These cases have been chosen to illustrate a range of reasons for embarking on and sustaining armed struggle. We show that questions of ideological, political and economic organization strongly influence the specifically military aspects of these movements. Most are adaptations of Mao’s Chinese revolutionary movement and its tenets, but some refer to other revolutionary traditions. The selection is not meant to be comprehensive, but to focus on the reasons for and history of movements of this kind, highlighting the limitations that this mobilisation and its ties to Maoist teachings have placed on their emancipatory politics.

Table of Contents


Chapter 1 Emancipatory Politics: A Critique
Stephan Feuchtwang and Alpa Shah

Part 1. Armed movements in India

Chapter 2 The People’s Will to Change to Changing the Will of the People: Reflections on the Indian Maoist Struggle
Gautam Navlakha

Chapter 3 Unconventional Politics: Prelude to a Critique of Maoist Revolutionary Strategy in India
Bernard D’Mello

Part 2. Armed movements in Latin America and the Philippines

Chapter 4 The FARC-EP and Consequential Marxism in Columbia
James J. Brittain

Chapter 5 Ups and Downs of a Contemporary Maoist Movement: Shifting Tactics, Moving Targets and (Un)Orthodox Strategy, the Philippine Revolution in Perspective
Dominique Caouette

Part 3. Armed movements and state formation in Nepal, Nicaragua and Mozambique

Chapter 6 Identity Politics and the Maoist People’s War in Nepal
Anne de Sales

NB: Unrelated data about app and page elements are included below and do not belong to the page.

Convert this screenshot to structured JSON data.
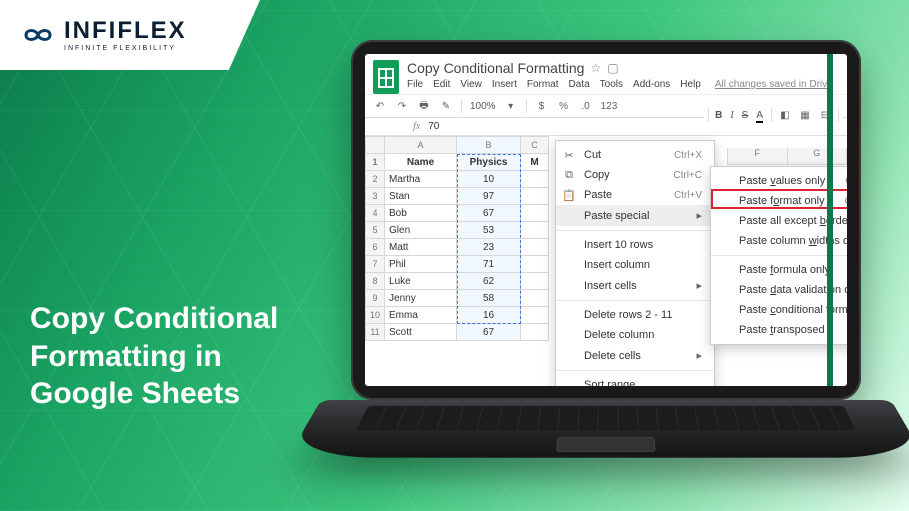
{
  "brand": {
    "name": "INFIFLEX",
    "tagline": "INFINITE  FLEXIBILITY"
  },
  "hero_title": "Copy Conditional Formatting in Google Sheets",
  "doc": {
    "title": "Copy Conditional Formatting",
    "menus": [
      "File",
      "Edit",
      "View",
      "Insert",
      "Format",
      "Data",
      "Tools",
      "Add-ons",
      "Help"
    ],
    "save_status": "All changes saved in Drive"
  },
  "toolbar": {
    "zoom": "100%",
    "currency": "$",
    "percent": "%",
    "decimals": ".0",
    "more_fmt": "123"
  },
  "toolbar2": {
    "bold": "B",
    "italic": "I",
    "strike": "S",
    "color": "A"
  },
  "fx": {
    "label": "fx",
    "value": "70"
  },
  "columns": [
    "",
    "A",
    "B",
    "C"
  ],
  "extra_columns": [
    "F",
    "G"
  ],
  "headers": {
    "name": "Name",
    "physics": "Physics",
    "m": "M"
  },
  "rows": [
    {
      "n": 2,
      "name": "Martha",
      "physics": 10,
      "hl": true
    },
    {
      "n": 3,
      "name": "Stan",
      "physics": 97
    },
    {
      "n": 4,
      "name": "Bob",
      "physics": 67
    },
    {
      "n": 5,
      "name": "Glen",
      "physics": 53
    },
    {
      "n": 6,
      "name": "Matt",
      "physics": 23,
      "hl": true
    },
    {
      "n": 7,
      "name": "Phil",
      "physics": 71
    },
    {
      "n": 8,
      "name": "Luke",
      "physics": 62
    },
    {
      "n": 9,
      "name": "Jenny",
      "physics": 58
    },
    {
      "n": 10,
      "name": "Emma",
      "physics": 16,
      "hl": true
    },
    {
      "n": 11,
      "name": "Scott",
      "physics": 67
    }
  ],
  "context_menu": {
    "items": [
      {
        "icon": "cut",
        "label": "Cut",
        "shortcut": "Ctrl+X"
      },
      {
        "icon": "copy",
        "label": "Copy",
        "shortcut": "Ctrl+C"
      },
      {
        "icon": "paste",
        "label": "Paste",
        "shortcut": "Ctrl+V"
      },
      {
        "label_html": "Paste special",
        "submenu": true,
        "highlight": true
      },
      {
        "divider": true
      },
      {
        "label": "Insert 10 rows"
      },
      {
        "label": "Insert column"
      },
      {
        "label": "Insert cells",
        "submenu": true
      },
      {
        "divider": true
      },
      {
        "label": "Delete rows 2 - 11"
      },
      {
        "label": "Delete column"
      },
      {
        "label": "Delete cells",
        "submenu": true
      },
      {
        "divider": true
      },
      {
        "label": "Sort range"
      }
    ]
  },
  "paste_special_menu": {
    "items": [
      {
        "label_html": "Paste <u>v</u>alues only",
        "shortcut": "Ctrl+Shift+V"
      },
      {
        "label_html": "Paste f<u>o</u>rmat only",
        "shortcut": "Ctrl+Alt+V",
        "boxed": true
      },
      {
        "label_html": "Paste all except <u>b</u>orders"
      },
      {
        "label_html": "Paste column <u>w</u>idths only"
      },
      {
        "divider": true
      },
      {
        "label_html": "Paste <u>f</u>ormula only"
      },
      {
        "label_html": "Paste <u>d</u>ata validation only"
      },
      {
        "label_html": "Paste <u>c</u>onditional formatting only"
      },
      {
        "label_html": "Paste <u>t</u>ransposed"
      }
    ]
  },
  "chart_data": null
}
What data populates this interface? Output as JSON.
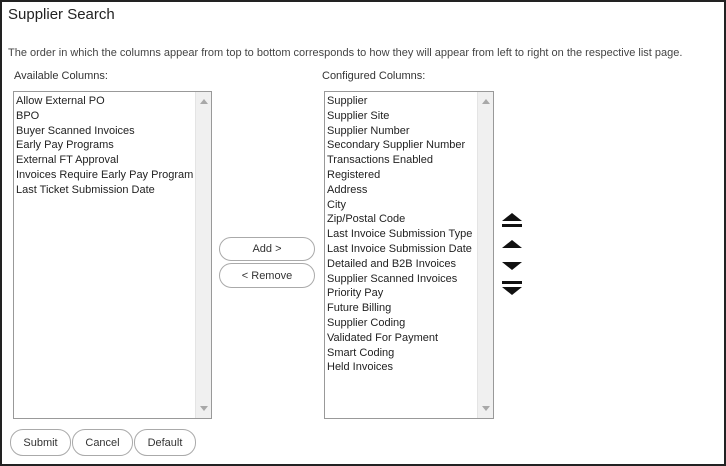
{
  "page": {
    "title": "Supplier Search",
    "description": "The order in which the columns appear from top to bottom corresponds to how they will appear from left to right on the respective list page."
  },
  "available": {
    "label": "Available Columns:",
    "items": [
      "Allow External PO",
      "BPO",
      "Buyer Scanned Invoices",
      "Early Pay Programs",
      "External FT Approval",
      "Invoices Require Early Pay Program",
      "Last Ticket Submission Date"
    ]
  },
  "configured": {
    "label": "Configured Columns:",
    "items": [
      "Supplier",
      "Supplier Site",
      "Supplier Number",
      "Secondary Supplier Number",
      "Transactions Enabled",
      "Registered",
      "Address",
      "City",
      "Zip/Postal Code",
      "Last Invoice Submission Type",
      "Last Invoice Submission Date",
      "Detailed and B2B Invoices",
      "Supplier Scanned Invoices",
      "Priority Pay",
      "Future Billing",
      "Supplier Coding",
      "Validated For Payment",
      "Smart Coding",
      "Held Invoices"
    ]
  },
  "transfer": {
    "add_label": "Add >",
    "remove_label": "< Remove"
  },
  "ordering": {
    "icons": [
      "move-to-top-icon",
      "move-up-icon",
      "move-down-icon",
      "move-to-bottom-icon"
    ]
  },
  "footer": {
    "submit_label": "Submit",
    "cancel_label": "Cancel",
    "default_label": "Default"
  }
}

Chapter 7 The Sandinistas, Armed Struggle, Participation, Democracy, Verticalism and Mass Movements in Nicaragua
Harry E. Vanden

Chapter 8 The Politics of Production, Frelimo and Socialist Agrarian Strategy in Mozambique
Bridget O’Laughlin


Chapter 9 Further Theoretical Reflections on Emancipatory Politics
Stephan Feuchtwang and Alpa Shah